[To do]: Among the lines below, count those that include "content", and state the count alone.

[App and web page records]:
§ §

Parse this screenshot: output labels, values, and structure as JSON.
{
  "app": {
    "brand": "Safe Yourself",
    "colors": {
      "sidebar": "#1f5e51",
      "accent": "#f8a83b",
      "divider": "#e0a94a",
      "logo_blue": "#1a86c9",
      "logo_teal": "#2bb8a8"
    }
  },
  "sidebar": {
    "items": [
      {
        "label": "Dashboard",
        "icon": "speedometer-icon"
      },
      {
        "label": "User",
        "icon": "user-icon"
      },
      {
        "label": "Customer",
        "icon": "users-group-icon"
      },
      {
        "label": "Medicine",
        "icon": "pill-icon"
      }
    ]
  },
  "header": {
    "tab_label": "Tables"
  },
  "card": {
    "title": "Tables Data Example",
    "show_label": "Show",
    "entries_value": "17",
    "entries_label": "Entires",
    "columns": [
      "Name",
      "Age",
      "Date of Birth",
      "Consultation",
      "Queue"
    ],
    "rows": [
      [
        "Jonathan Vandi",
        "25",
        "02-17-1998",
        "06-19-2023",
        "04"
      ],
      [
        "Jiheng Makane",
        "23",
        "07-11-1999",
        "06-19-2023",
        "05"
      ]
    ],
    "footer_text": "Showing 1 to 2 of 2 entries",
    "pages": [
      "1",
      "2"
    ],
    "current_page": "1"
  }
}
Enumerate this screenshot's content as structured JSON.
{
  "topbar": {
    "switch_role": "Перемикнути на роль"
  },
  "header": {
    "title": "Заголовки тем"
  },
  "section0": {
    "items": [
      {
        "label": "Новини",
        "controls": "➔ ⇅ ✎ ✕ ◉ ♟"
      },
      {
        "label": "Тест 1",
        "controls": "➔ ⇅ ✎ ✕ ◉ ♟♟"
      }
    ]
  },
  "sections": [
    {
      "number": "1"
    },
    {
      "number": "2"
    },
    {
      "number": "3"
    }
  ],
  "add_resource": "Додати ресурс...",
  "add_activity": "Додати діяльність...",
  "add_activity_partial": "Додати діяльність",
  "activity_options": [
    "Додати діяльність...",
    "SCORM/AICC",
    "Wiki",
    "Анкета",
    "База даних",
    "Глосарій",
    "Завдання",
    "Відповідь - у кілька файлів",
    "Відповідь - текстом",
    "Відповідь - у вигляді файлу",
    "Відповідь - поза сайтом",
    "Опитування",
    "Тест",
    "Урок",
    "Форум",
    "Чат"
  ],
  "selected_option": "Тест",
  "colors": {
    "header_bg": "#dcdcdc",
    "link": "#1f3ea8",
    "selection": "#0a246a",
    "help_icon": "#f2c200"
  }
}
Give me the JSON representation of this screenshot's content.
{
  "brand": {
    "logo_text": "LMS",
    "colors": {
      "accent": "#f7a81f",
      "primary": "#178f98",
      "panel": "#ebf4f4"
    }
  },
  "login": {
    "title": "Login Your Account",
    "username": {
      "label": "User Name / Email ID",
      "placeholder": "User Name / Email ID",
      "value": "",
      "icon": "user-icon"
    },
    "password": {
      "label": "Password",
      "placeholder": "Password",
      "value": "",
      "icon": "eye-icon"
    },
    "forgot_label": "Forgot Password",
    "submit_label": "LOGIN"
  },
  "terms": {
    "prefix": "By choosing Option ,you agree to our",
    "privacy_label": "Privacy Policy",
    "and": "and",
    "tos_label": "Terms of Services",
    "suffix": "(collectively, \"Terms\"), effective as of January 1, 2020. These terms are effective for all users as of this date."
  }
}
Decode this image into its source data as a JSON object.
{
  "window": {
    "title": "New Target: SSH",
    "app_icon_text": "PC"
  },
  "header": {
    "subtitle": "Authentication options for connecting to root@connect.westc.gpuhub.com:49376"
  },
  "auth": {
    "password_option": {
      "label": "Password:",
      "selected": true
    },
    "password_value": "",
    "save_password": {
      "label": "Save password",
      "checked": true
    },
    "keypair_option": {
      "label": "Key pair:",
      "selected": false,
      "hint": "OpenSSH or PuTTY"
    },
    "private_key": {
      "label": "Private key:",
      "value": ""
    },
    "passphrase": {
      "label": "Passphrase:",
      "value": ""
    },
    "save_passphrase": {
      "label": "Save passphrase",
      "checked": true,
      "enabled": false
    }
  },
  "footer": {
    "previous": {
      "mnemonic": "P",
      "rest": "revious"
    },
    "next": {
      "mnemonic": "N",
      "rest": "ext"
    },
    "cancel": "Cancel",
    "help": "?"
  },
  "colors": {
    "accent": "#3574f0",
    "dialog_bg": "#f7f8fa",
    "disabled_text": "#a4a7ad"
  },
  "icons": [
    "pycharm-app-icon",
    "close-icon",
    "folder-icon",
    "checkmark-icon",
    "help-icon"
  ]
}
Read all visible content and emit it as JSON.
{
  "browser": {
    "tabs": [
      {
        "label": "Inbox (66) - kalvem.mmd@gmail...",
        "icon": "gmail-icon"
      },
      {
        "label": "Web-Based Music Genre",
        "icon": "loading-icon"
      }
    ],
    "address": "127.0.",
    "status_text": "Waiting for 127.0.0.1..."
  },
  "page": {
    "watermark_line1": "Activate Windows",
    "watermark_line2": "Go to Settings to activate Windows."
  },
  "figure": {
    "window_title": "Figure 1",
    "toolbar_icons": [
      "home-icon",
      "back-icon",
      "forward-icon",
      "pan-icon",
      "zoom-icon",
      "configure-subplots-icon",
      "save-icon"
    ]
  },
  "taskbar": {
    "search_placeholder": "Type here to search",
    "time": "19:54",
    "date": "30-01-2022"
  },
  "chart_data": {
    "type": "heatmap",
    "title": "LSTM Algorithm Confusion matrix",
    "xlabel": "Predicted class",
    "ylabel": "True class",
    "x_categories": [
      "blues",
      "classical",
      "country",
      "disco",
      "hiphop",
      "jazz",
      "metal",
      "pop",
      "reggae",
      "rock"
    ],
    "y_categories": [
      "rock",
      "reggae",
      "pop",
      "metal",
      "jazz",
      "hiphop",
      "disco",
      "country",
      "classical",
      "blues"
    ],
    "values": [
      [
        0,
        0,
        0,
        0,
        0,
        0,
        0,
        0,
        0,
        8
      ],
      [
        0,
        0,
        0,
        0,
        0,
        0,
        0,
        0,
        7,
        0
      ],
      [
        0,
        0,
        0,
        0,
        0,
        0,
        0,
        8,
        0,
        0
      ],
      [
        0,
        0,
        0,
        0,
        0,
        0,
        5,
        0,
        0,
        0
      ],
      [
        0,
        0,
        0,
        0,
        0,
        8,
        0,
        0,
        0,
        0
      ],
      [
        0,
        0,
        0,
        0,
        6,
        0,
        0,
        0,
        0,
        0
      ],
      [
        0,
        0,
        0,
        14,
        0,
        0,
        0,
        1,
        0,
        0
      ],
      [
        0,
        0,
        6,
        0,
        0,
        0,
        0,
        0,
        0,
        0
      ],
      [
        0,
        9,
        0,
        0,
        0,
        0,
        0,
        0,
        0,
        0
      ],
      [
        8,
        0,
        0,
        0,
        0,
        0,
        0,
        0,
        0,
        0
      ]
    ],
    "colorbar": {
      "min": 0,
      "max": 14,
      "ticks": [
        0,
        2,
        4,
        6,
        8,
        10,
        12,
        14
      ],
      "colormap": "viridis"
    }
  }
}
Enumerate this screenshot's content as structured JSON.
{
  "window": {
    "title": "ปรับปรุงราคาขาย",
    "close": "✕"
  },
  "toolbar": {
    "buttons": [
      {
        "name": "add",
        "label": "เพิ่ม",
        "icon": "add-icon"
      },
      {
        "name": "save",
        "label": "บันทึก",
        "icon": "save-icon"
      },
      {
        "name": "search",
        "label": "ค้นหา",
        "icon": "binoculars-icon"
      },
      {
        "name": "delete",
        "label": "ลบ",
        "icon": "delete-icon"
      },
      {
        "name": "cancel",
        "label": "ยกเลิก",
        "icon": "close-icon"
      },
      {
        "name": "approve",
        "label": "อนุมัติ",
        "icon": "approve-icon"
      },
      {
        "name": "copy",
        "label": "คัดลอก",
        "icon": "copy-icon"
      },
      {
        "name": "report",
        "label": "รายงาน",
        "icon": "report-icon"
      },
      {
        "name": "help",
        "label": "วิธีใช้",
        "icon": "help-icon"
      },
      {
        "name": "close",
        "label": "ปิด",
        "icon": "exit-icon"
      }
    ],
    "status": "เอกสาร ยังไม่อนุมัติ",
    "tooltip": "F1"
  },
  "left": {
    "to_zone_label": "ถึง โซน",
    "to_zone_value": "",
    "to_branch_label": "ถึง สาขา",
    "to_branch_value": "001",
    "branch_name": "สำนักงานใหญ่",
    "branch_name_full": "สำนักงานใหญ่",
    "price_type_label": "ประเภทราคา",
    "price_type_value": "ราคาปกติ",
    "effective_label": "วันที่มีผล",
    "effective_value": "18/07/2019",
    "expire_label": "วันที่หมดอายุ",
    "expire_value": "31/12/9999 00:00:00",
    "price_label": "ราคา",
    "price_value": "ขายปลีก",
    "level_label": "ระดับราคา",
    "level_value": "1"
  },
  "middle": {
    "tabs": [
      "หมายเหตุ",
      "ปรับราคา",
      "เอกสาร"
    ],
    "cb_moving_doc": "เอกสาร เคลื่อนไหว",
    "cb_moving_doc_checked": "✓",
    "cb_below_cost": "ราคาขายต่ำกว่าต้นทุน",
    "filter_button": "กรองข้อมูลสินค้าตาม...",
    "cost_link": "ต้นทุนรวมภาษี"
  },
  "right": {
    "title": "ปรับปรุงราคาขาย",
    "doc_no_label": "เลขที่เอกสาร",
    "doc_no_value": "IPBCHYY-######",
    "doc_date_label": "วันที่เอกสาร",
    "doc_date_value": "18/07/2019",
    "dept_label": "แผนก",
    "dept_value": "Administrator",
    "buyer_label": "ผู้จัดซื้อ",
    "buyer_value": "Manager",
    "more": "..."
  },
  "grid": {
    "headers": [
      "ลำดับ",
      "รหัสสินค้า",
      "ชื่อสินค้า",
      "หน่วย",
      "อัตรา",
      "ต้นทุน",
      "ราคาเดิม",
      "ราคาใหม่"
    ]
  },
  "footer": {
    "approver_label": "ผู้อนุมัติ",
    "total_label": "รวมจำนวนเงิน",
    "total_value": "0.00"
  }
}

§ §

[Task response]: 4